§ Task requirements
For each record that follows, write out an identical copy.

§ Input

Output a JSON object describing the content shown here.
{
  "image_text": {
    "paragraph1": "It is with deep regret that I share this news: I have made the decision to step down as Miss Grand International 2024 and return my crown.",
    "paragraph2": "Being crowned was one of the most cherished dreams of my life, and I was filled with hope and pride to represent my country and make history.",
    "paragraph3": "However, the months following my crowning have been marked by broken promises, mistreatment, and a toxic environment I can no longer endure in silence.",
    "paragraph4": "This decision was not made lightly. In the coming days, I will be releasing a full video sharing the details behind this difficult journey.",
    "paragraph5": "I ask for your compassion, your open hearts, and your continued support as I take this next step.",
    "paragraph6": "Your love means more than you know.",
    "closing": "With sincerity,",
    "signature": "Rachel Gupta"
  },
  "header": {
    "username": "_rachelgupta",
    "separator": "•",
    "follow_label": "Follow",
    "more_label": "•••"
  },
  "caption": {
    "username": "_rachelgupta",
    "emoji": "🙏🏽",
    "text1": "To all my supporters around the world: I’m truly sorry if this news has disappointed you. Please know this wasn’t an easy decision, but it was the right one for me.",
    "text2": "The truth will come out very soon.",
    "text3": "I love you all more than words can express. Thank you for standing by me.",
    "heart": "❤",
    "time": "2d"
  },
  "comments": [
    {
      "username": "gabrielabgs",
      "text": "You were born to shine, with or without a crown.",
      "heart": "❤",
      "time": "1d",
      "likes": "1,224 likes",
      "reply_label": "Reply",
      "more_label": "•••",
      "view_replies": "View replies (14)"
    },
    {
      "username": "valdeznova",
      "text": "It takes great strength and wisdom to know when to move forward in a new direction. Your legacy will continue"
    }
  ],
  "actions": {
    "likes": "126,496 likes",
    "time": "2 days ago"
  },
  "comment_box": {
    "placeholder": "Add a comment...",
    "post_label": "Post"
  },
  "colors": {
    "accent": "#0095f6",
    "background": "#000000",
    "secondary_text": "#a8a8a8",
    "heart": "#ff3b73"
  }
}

§ Exercise answer
Output a JSON object describing the content shown here.
{
  "image_text": {
    "paragraph1": "It is with deep regret that I share this news: I have made the decision to step down as Miss Grand International 2024 and return my crown.",
    "paragraph2": "Being crowned was one of the most cherished dreams of my life, and I was filled with hope and pride to represent my country and make history.",
    "paragraph3": "However, the months following my crowning have been marked by broken promises, mistreatment, and a toxic environment I can no longer endure in silence.",
    "paragraph4": "This decision was not made lightly. In the coming days, I will be releasing a full video sharing the details behind this difficult journey.",
    "paragraph5": "I ask for your compassion, your open hearts, and your continued support as I take this next step.",
    "paragraph6": "Your love means more than you know.",
    "closing": "With sincerity,",
    "signature": "Rachel Gupta"
  },
  "header": {
    "username": "_rachelgupta",
    "separator": "•",
    "follow_label": "Follow",
    "more_label": "•••"
  },
  "caption": {
    "username": "_rachelgupta",
    "emoji": "🙏🏽",
    "text1": "To all my supporters around the world: I’m truly sorry if this news has disappointed you. Please know this wasn’t an easy decision, but it was the right one for me.",
    "text2": "The truth will come out very soon.",
    "text3": "I love you all more than words can express. Thank you for standing by me.",
    "heart": "❤",
    "time": "2d"
  },
  "comments": [
    {
      "username": "gabrielabgs",
      "text": "You were born to shine, with or without a crown.",
      "heart": "❤",
      "time": "1d",
      "likes": "1,224 likes",
      "reply_label": "Reply",
      "more_label": "•••",
      "view_replies": "View replies (14)"
    },
    {
      "username": "valdeznova",
      "text": "It takes great strength and wisdom to know when to move forward in a new direction. Your legacy will continue"
    }
  ],
  "actions": {
    "likes": "126,496 likes",
    "time": "2 days ago"
  },
  "comment_box": {
    "placeholder": "Add a comment...",
    "post_label": "Post"
  },
  "colors": {
    "accent": "#0095f6",
    "background": "#000000",
    "secondary_text": "#a8a8a8",
    "heart": "#ff3b73"
  }
}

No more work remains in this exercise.